Newsletter Posts

Star Wars

April 19, 2024

Here is a link to a video that an Israeli friend of mine sent me last Saturday night, with the comment: “Like Star Wars. It’s scary.”

My friend’s home is a short walk from the cemetery where my wife is buried, which I visited last month.

Of the 350 drones, cruise missiles, and ballistic missiles fired by Iran at Israel last weekend, 99% were intercepted, and the only reported casualty was a young Bedouin girl.

What impressed me about the missile defense systems used by Israel, the U.S., and our regional allies was the ability to intercept ballistic missiles.

  • According to the Pentagon and the Israeli Defense Forces (IDF), 120 ballistic missiles were destroyed in flight, most by exo-atmospheric interception.

Lessons From History 

When I was a young staffer on Capitol Hill, advising senators on national security policy, the Reagan Administration was pursuing its Strategic Defense Initiative (SDI) (which was derisively called “Star Wars” at the time).

The main criticisms of SDI were:

1.     It would be too expensive.

2.    It would be a near technological impossibility to intercept ballistic missiles in flight, especially in large numbers.

3.    A missile defense system would destabilize the nuclear deterrence regime of Mutually Assured Destruction.

Opposition to the development of ballistic missile defense systems came from almost every quarter – scientists, politicians, think tanks, academics. The opposition was vocal and sustained. The initial research and development required billions in funding from Congress.

While I worked on Capitol Hill, I was able to attend briefings at the Pentagon and the intelligence agencies.

I recall vividly a meeting I had with Edward Teller, the father of the hydrogen bomb. (If you watched “Oppenheimer,” Teller was the one pressing the other scientists to develop a hydrogen bomb.
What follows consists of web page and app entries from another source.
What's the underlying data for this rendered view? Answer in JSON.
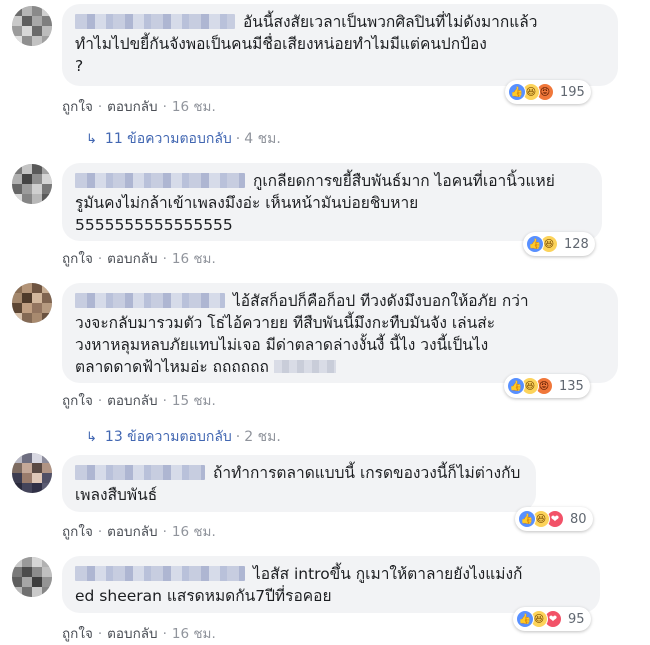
{
  "comments": [
    {
      "text": "อันนี้สงสัยเวลาเป็นพวกศิลปินที่ไม่ดังมากแล้วทำไมไปขยี้กันจังพอเป็นคนมีชื่อเสียงหน่อยทำไมมีแต่คนปกป้อง?",
      "lines": [
        "อันนี้สงสัยเวลาเป็นพวกศิลปินที่ไม่ดังมากแล้ว",
        "ทำไมไปขยี้กันจังพอเป็นคนมีชื่อเสียงหน่อยทำไมมีแต่คนปกป้อง",
        "?"
      ],
      "reactions": [
        "like",
        "haha",
        "angry"
      ],
      "reaction_count": "195",
      "like_label": "ถูกใจ",
      "reply_label": "ตอบกลับ",
      "time": "16 ชม.",
      "replies_label": "11 ข้อความตอบกลับ",
      "replies_time": "4 ชม."
    },
    {
      "lines": [
        "กูเกลียดการขยี้สืบพันธ์มาก ไอคนที่เอานิ้วแหย่",
        "รูมันคงไม่กล้าเข้าเพลงมึงอ่ะ เห็นหน้ามันบ่อยชิบหาย",
        "5555555555555555"
      ],
      "reactions": [
        "like",
        "haha"
      ],
      "reaction_count": "128",
      "like_label": "ถูกใจ",
      "reply_label": "ตอบกลับ",
      "time": "16 ชม."
    },
    {
      "lines": [
        "ไอ้สัสก็อปก็คือก็อป ทีวงดังมึงบอกให้อภัย กว่า",
        "วงจะกลับมารวมตัว โธ่ไอ้ควายย ทีสืบพันนี้มึงกะทืบมันจัง เล่นส่ะ",
        "วงหาหลุมหลบภัยแทบไม่เจอ มีด่าตลาดล่างงั้นงี้ นี้ไง วงนี้เป็นไง",
        "ตลาดดาดฟ้าไหมอ่ะ ถถถถถถ"
      ],
      "reactions": [
        "like",
        "haha",
        "angry"
      ],
      "reaction_count": "135",
      "like_label": "ถูกใจ",
      "reply_label": "ตอบกลับ",
      "time": "15 ชม.",
      "replies_label": "13 ข้อความตอบกลับ",
      "replies_time": "2 ชม."
    },
    {
      "lines": [
        "ถ้าทำการตลาดแบบนี้ เกรดของวงนี้ก็ไม่ต่างกับ",
        "เพลงสืบพันธ์"
      ],
      "reactions": [
        "like",
        "haha",
        "love"
      ],
      "reaction_count": "80",
      "like_label": "ถูกใจ",
      "reply_label": "ตอบกลับ",
      "time": "16 ชม."
    },
    {
      "lines": [
        "ไอสัส introขึ้น กูเมาให้ตาลายยังไงแม่งก้",
        "ed sheeran แสรดหมดกัน7ปีที่รอคอย"
      ],
      "reactions": [
        "like",
        "haha",
        "love"
      ],
      "reaction_count": "95",
      "like_label": "ถูกใจ",
      "reply_label": "ตอบกลับ",
      "time": "16 ชม."
    }
  ],
  "icons": {
    "like": "thumbs-up-icon",
    "haha": "laughing-face-icon",
    "angry": "angry-face-icon",
    "love": "heart-icon",
    "reply_arrow": "reply-arrow-icon"
  },
  "colors": {
    "bubble": "#f2f3f5",
    "link": "#4267b2",
    "like": "#5890ff",
    "haha": "#fcd35a",
    "angry": "#f0773a",
    "love": "#f25268",
    "meta": "#606770"
  }
}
He also was opposed to Oppenheimer keeping his security clearance.) By the 1980s, Teller had become a strong proponent of a ballistic missile defense system. He believed in the science of it.

Why it matters:

  • Obviously, President Reagan’s goal of making nuclear weapons obsolete has not come to pass.
  • The drones, cruise missiles, and ballistic missiles fired by Iran were not carrying nuclear warheads, a capability Iran has been pursuing for years.
  • Israel also possesses nuclear weapons, but that doesn’t stop its neighbors from raining down missiles upon Israel.

The bottom line:

The missile defense system has not only succeeded in its purpose, it’s also now vital to Israel’s security.

The Big Picture 

Strands of fiber being lit up by a purple glow.

Iran’s attack last weekend could have been devastating in lives lost.

In addition to taking lives, the missiles could have damaged the Old City of Jerusalem. Among the places in the path of missiles were:

  • The Church of the Holy Sepulchre (where Jesus died, was buried, and rose)
  • The Al Aqsa Mosque (from where the Prophet Muhammad descended to Heaven)
  • The Temple Mount, which includes the Foundation Stone (the place where Abrahamic religions believe the world was created)

Earlier this week, House Minority Leader Hakeem Jeffries wrote his colleagues to urge them to support a national security funding package to assist Israel, Ukraine, and Taiwan, stating:

“It is imperative that Hamas, a brutal terrorist organization funded by Iran, be decisively defeated… The world is an increasingly dangerous place and we must continue to stand with our democratic allies in Ukraine and across the globe… Putin’s Russia, aided by Iranian weapons systems, has made deeply troubling gains in recent weeks…”

The Speaker of the House, Mike Johnson, announced that he will put these national security funding measures up for a vote this weekend.

  • In doing so, he knows his tenure as Speaker is being threatened by several Congressional members in his party.
  • While there are Democrats who oppose aid to Israel, and Republicans who oppose aid to Ukraine, majorities of both parties support the national security funding package.

But the House has grown dysfunctional.

I have not advised anyone on national security for decades. Those of us who worked in that field decades ago got several of the big questions right. We understood that U.S. actions in Eastern Europe, the Middle East, Asia, the Americas, and Africa were all of a piece.

The same is true today. The conflicts in Ukraine and Israel are of a piece.

  • Iran funds terrorist organizations in the Middle East, including Hamas, Hezbollah, and the Houthis. Iran has been attacking the U.S. and Israel by these proxies.
  • Iran has also been supplying missiles to Russia, which it has been using to attack Ukrainian cities for the past two years. Ukraine does not have Israel’s missile defense system, nor U.S. military support. And it is running out of anti-aircraft artillery.

The final word:

Our missile defense systems demonstrated last weekend that technological prowess continues to be unmatched. Our will, however, is openly questioned by our adversaries.

I pray for our country that Mike Johnson and Hakeem Jeffries recognize this weekend, and in the weeks to come, that they have more in common as America’s leaders than the differences they may have as leaders of their respective parties.